The short answer is, sure, there could be some risk to Trump. One should not necessarily expect there to be an obvious one-to-one correlation, however. After Black Monday in 1987, then-President Ronald Reagan’s Gallup approval rating actually improved to 51 percent from 49 percent two months earlier. The point is not that Black Monday helped Reagan — it probably didn’t — but that whatever effect it had was swamped by other news events, plus whatever random statistical noise there was in the polling average. My past research also suggests that stock market growth has historically been a fairly weak predictor of a president’s odds of being re-elected.
More recent academic research has found that there probably is some relationship between presidential approval ratings and the stock market, however. Furthermore, there’s fairly robust evidence linking overall economic performance to presidential approval.

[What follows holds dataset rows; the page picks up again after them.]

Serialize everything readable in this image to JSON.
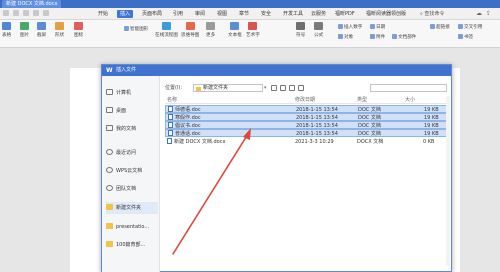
{
  "titlebar": {
    "doc_tab": "新建 DOCX 文档.docx"
  },
  "menubar": {
    "items": [
      "开始",
      "插入",
      "页面布局",
      "引用",
      "审阅",
      "视图",
      "章节",
      "安全",
      "开发工具",
      "云服务",
      "福昕PDF",
      "福昕阅读器领创版"
    ],
    "active_index": 1,
    "search_placeholder": "查找命令"
  },
  "ribbon": {
    "buttons": [
      "表格",
      "图片",
      "截屏",
      "形状",
      "图标",
      "在线流程图",
      "思维导图",
      "更多",
      "文本框",
      "艺术字",
      "符号",
      "公式"
    ],
    "small_items": [
      "智能图形",
      "插入数字",
      "对象",
      "日期",
      "附件",
      "文档部件",
      "超链接",
      "交叉引用",
      "书签"
    ]
  },
  "dialog": {
    "title": "插入文件",
    "logo": "W",
    "location_label": "位置(I):",
    "location_value": "新建文件夹",
    "sidebar": [
      "计算机",
      "桌面",
      "我的文档",
      "最近访问",
      "WPS云文档",
      "团队文档",
      "新建文件夹",
      "presentatio...",
      "100篇育部..."
    ],
    "sidebar_selected": 6,
    "columns": {
      "name": "名称",
      "date": "修改日期",
      "type": "类型",
      "size": "大小"
    },
    "files": [
      {
        "name": "师德语.doc",
        "date": "2018-1-15 13:54",
        "type": "DOC 文档",
        "size": "19 KB",
        "selected": true
      },
      {
        "name": "寒假作.doc",
        "date": "2018-1-15 13:54",
        "type": "DOC 文档",
        "size": "19 KB",
        "selected": true
      },
      {
        "name": "倡议书.doc",
        "date": "2018-1-15 13:54",
        "type": "DOC 文档",
        "size": "19 KB",
        "selected": true
      },
      {
        "name": "普通话.doc",
        "date": "2018-1-15 13:54",
        "type": "DOC 文档",
        "size": "19 KB",
        "selected": true
      },
      {
        "name": "新建 DOCX 文档.docx",
        "date": "2021-3-3 10:29",
        "type": "DOCX 文档",
        "size": "0 KB",
        "selected": false
      }
    ]
  },
  "colors": {
    "title_blue": "#3d6fc6",
    "selection": "#cfe0f7",
    "arrow": "#e0443a"
  }
}
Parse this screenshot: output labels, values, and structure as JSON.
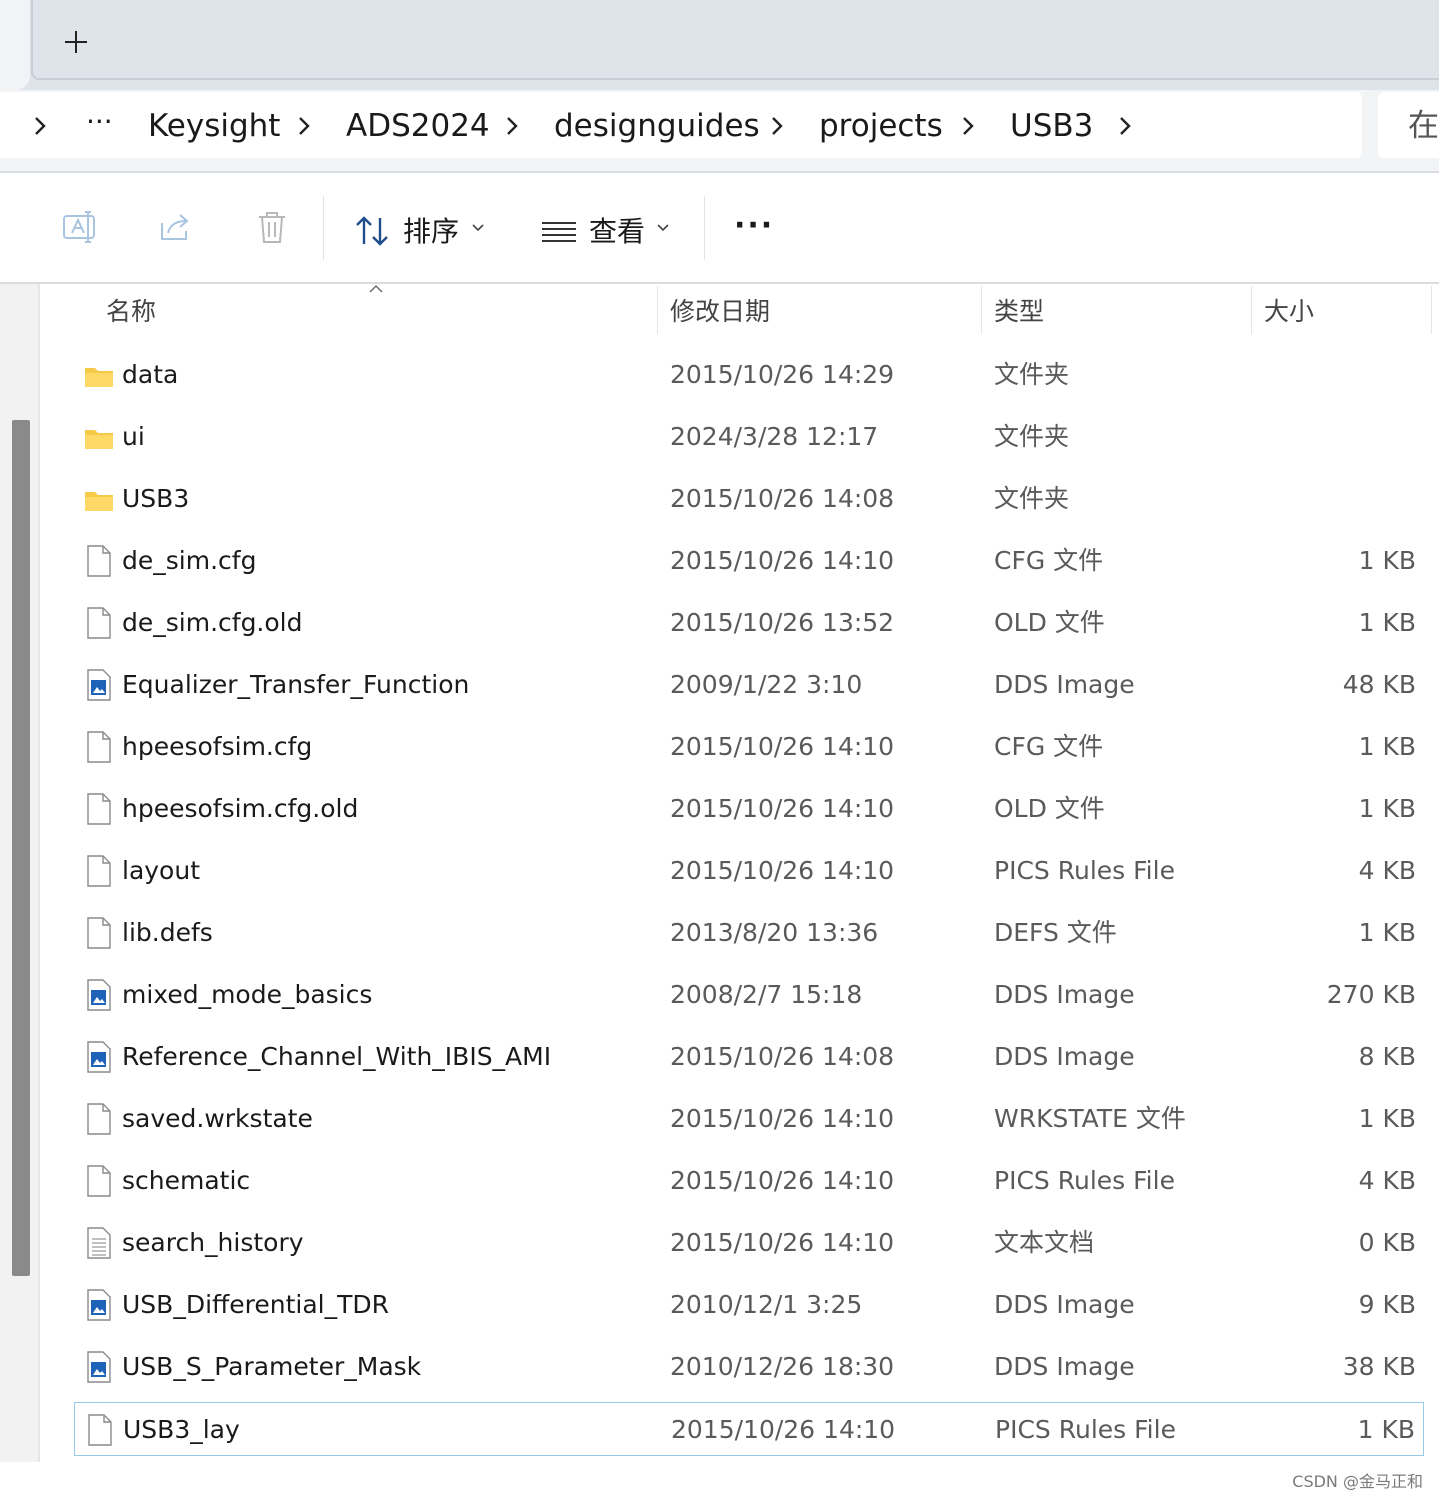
{
  "tabs": {
    "new_tab_icon": "plus-icon"
  },
  "breadcrumb": {
    "overflow": "···",
    "items": [
      "Keysight",
      "ADS2024",
      "designguides",
      "projects",
      "USB3"
    ]
  },
  "search": {
    "visible_text": "在"
  },
  "toolbar": {
    "rename_icon": "rename-icon",
    "share_icon": "share-icon",
    "delete_icon": "trash-icon",
    "sort_label": "排序",
    "view_label": "查看",
    "more_label": "···"
  },
  "columns": {
    "name": "名称",
    "date": "修改日期",
    "type": "类型",
    "size": "大小"
  },
  "colors": {
    "folder": "#f7c948",
    "selection_border": "#99c9e8",
    "dds_icon": "#1e63b8"
  },
  "files": [
    {
      "name": "data",
      "date": "2015/10/26 14:29",
      "type": "文件夹",
      "size": "",
      "icon": "folder"
    },
    {
      "name": "ui",
      "date": "2024/3/28 12:17",
      "type": "文件夹",
      "size": "",
      "icon": "folder"
    },
    {
      "name": "USB3",
      "date": "2015/10/26 14:08",
      "type": "文件夹",
      "size": "",
      "icon": "folder"
    },
    {
      "name": "de_sim.cfg",
      "date": "2015/10/26 14:10",
      "type": "CFG 文件",
      "size": "1 KB",
      "icon": "file"
    },
    {
      "name": "de_sim.cfg.old",
      "date": "2015/10/26 13:52",
      "type": "OLD 文件",
      "size": "1 KB",
      "icon": "file"
    },
    {
      "name": "Equalizer_Transfer_Function",
      "date": "2009/1/22 3:10",
      "type": "DDS Image",
      "size": "48 KB",
      "icon": "image"
    },
    {
      "name": "hpeesofsim.cfg",
      "date": "2015/10/26 14:10",
      "type": "CFG 文件",
      "size": "1 KB",
      "icon": "file"
    },
    {
      "name": "hpeesofsim.cfg.old",
      "date": "2015/10/26 14:10",
      "type": "OLD 文件",
      "size": "1 KB",
      "icon": "file"
    },
    {
      "name": "layout",
      "date": "2015/10/26 14:10",
      "type": "PICS Rules File",
      "size": "4 KB",
      "icon": "file"
    },
    {
      "name": "lib.defs",
      "date": "2013/8/20 13:36",
      "type": "DEFS 文件",
      "size": "1 KB",
      "icon": "file"
    },
    {
      "name": "mixed_mode_basics",
      "date": "2008/2/7 15:18",
      "type": "DDS Image",
      "size": "270 KB",
      "icon": "image"
    },
    {
      "name": "Reference_Channel_With_IBIS_AMI",
      "date": "2015/10/26 14:08",
      "type": "DDS Image",
      "size": "8 KB",
      "icon": "image"
    },
    {
      "name": "saved.wrkstate",
      "date": "2015/10/26 14:10",
      "type": "WRKSTATE 文件",
      "size": "1 KB",
      "icon": "file"
    },
    {
      "name": "schematic",
      "date": "2015/10/26 14:10",
      "type": "PICS Rules File",
      "size": "4 KB",
      "icon": "file"
    },
    {
      "name": "search_history",
      "date": "2015/10/26 14:10",
      "type": "文本文档",
      "size": "0 KB",
      "icon": "text"
    },
    {
      "name": "USB_Differential_TDR",
      "date": "2010/12/1 3:25",
      "type": "DDS Image",
      "size": "9 KB",
      "icon": "image"
    },
    {
      "name": "USB_S_Parameter_Mask",
      "date": "2010/12/26 18:30",
      "type": "DDS Image",
      "size": "38 KB",
      "icon": "image"
    },
    {
      "name": "USB3_lay",
      "date": "2015/10/26 14:10",
      "type": "PICS Rules File",
      "size": "1 KB",
      "icon": "file",
      "selected": true
    }
  ],
  "watermark": "CSDN @金马正和"
}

I’m marginally skeptical of these studies, but only because it’s difficult to separate out the influence of the stock market (or any other economic indicator) from the rest of the economy. The present sell-off aside, there usually is some correlation between the stock market and other measures of economic well-being. The massive stock-market decline in 2008 was indicative of much broader problems with the economy, for example. Studies that take a bunch of highly correlated variables (e.g., the stock market, unemployment, inflation, consumer confidence, etc.) and attempt to correlate them with another variable (e.g., presidential approval) can run into all sorts of methodological problems such as overfitting.
In other words, there are lots of reasons to think there’s a reasonably strong1 relationship between economic performance and presidential popularity. It’s very difficult to say which particular indicators the public cares most about, however. (The approach we take for FiveThirtyEight’s election forecasts, which are partly based on economic data,2 is essentially to average a bunch of economic indicators together — including the S&P 500 — but weigh them equally.)
Moreover, the relative importance of different economic indicators can change from presidency to presidency, based on which ones that politicians and the media are talking about and which have had more visible effects lately. Inflation was a much more salient political topic during the 1970s and 1980s than it is now, for example.
But therein lies the risk to Trump. He has frequently highlighted the stock market — something that President Obama rarely did, by contrast, even though the Dow rose by almost 140 percent during Obama’s two terms in office. If it continues to decline, it will be tough for Trump to dismiss its significance. Nor will he be able to cast doubt on the reliability of the numbers, since the price of a stock is not a government-created statistic and is simply a market price.3
Most presidents avoid talking about the stock market because of its unpredictability and volatility. In an era of algorithmic trading, there’s some relatively minor piece of economic news, and voila! — the Dow can swing by 2,000 points in a few weeks or several hundred points in a day. By contrast, although macroeconomic conditions are not highly predictable at intervals more than about six months in advance — it’s too soon to know quite what the economy will look like at the midterms — we’re at least talking about changes that play out at intervals that span months to years and not days to weeks. U.S. GDP, currently $17.3 trillion, is extraordinarily unlikely to jump to $20.8 trillion or $13.8 trillion next month (a 20 percent increase or decline, respectively). But if the Dow were 20 percent higher or lower a month from today, it wouldn’t be any enormous surprise. Trump should probably stick to bragging about jobs and wage growth, because those numbers have also been pretty good and the gains are more likely to hold.